**PROBLEM STATEMENT**
A single number is the answer here: how many lines below include "Share"?

**Entries from a dataset of interfaces**
┌──

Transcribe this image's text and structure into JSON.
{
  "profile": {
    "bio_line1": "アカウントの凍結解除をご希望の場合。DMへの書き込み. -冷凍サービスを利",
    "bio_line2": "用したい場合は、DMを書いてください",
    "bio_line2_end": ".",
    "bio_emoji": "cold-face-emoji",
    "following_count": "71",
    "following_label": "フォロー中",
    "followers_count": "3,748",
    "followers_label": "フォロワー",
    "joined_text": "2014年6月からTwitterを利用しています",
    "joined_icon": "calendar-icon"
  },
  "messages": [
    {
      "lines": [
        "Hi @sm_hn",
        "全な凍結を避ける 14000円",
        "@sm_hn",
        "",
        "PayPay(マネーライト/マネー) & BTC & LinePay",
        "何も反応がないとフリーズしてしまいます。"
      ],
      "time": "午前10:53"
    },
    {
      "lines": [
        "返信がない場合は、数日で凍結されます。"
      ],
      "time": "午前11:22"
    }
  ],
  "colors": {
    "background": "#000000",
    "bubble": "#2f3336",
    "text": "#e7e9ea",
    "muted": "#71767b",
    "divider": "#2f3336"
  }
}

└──
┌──

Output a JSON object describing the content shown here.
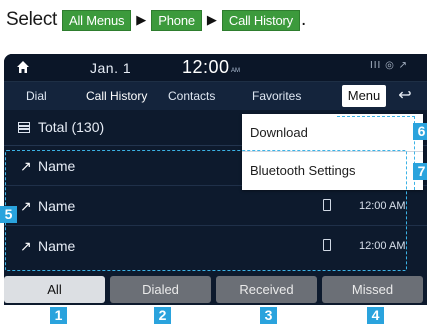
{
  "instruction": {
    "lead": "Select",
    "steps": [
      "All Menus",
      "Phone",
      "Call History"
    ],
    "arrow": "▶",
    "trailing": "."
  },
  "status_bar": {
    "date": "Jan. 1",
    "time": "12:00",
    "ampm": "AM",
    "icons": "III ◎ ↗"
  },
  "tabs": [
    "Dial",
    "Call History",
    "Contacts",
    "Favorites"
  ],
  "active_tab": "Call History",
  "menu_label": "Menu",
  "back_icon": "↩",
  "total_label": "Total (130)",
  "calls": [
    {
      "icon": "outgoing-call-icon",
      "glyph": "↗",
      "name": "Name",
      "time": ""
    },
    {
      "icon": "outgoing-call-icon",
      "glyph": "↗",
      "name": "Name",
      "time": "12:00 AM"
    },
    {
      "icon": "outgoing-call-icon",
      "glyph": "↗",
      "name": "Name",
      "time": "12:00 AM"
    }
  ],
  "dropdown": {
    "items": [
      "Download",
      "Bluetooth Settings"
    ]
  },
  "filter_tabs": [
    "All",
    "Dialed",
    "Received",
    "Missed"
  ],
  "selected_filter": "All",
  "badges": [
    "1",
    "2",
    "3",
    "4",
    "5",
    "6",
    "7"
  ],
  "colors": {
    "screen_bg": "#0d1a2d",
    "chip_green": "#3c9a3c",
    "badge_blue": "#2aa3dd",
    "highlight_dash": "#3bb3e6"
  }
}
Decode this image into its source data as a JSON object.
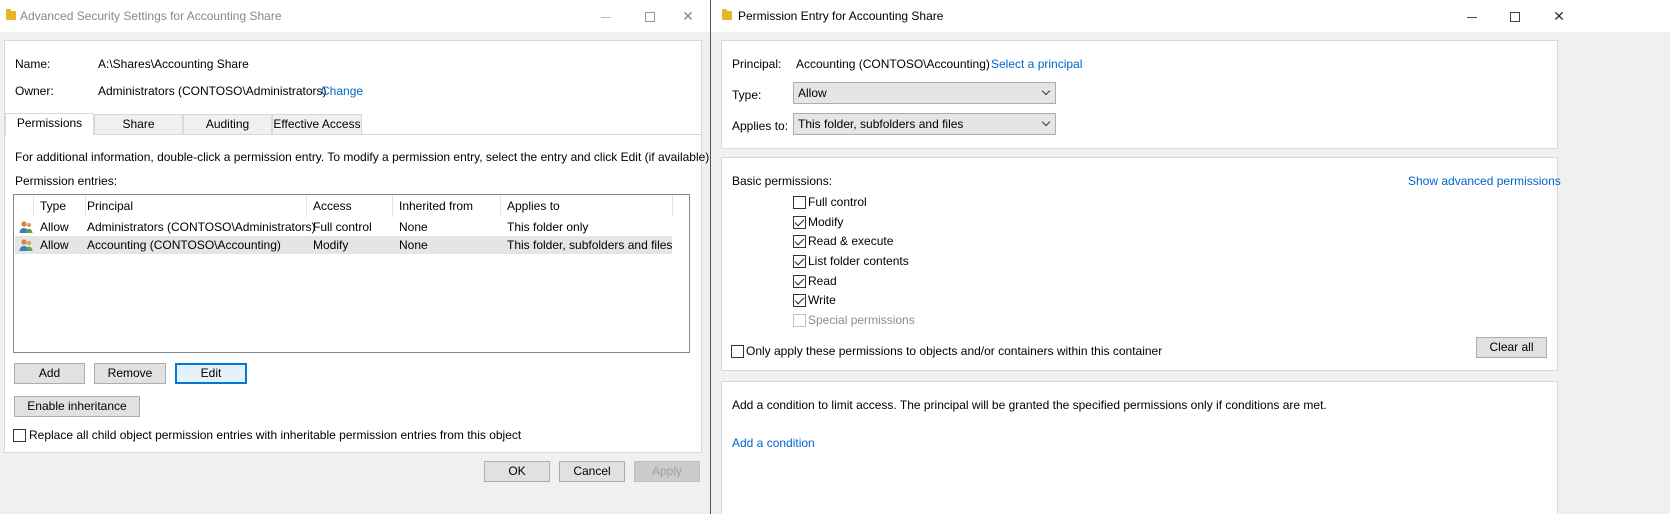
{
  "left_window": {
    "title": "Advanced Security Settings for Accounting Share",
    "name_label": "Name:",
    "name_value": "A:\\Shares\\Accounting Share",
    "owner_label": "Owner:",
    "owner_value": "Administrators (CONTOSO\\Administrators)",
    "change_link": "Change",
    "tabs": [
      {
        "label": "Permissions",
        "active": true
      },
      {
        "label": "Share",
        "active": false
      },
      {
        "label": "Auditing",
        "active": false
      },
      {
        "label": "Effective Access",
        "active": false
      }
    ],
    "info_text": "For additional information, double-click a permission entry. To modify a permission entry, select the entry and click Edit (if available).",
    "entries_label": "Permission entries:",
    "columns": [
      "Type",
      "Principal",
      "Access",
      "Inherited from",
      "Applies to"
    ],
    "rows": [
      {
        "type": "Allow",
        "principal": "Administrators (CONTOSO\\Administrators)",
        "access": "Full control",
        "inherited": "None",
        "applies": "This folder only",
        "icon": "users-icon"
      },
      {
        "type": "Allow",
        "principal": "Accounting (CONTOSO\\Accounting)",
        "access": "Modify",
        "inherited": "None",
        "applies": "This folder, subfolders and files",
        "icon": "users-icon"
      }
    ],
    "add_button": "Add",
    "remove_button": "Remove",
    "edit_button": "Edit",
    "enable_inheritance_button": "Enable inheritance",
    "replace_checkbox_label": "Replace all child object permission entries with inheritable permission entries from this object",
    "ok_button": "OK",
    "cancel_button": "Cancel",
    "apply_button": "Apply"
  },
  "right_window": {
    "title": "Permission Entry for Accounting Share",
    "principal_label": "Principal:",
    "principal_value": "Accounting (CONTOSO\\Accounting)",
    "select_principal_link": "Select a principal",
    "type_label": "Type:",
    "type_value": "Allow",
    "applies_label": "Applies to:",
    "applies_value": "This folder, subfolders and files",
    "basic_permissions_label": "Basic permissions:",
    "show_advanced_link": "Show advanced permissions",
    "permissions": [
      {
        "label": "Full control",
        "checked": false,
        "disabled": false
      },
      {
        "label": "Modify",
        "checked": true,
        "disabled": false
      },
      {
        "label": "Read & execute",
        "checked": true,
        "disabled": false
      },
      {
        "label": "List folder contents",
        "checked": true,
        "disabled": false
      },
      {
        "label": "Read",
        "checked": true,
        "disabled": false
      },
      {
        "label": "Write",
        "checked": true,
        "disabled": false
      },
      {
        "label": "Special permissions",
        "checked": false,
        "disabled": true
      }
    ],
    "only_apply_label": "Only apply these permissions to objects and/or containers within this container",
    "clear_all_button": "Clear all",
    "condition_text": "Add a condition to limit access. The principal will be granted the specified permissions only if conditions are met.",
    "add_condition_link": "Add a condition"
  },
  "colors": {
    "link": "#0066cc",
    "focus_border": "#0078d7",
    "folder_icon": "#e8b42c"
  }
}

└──

**WRITTEN ANSWER**
4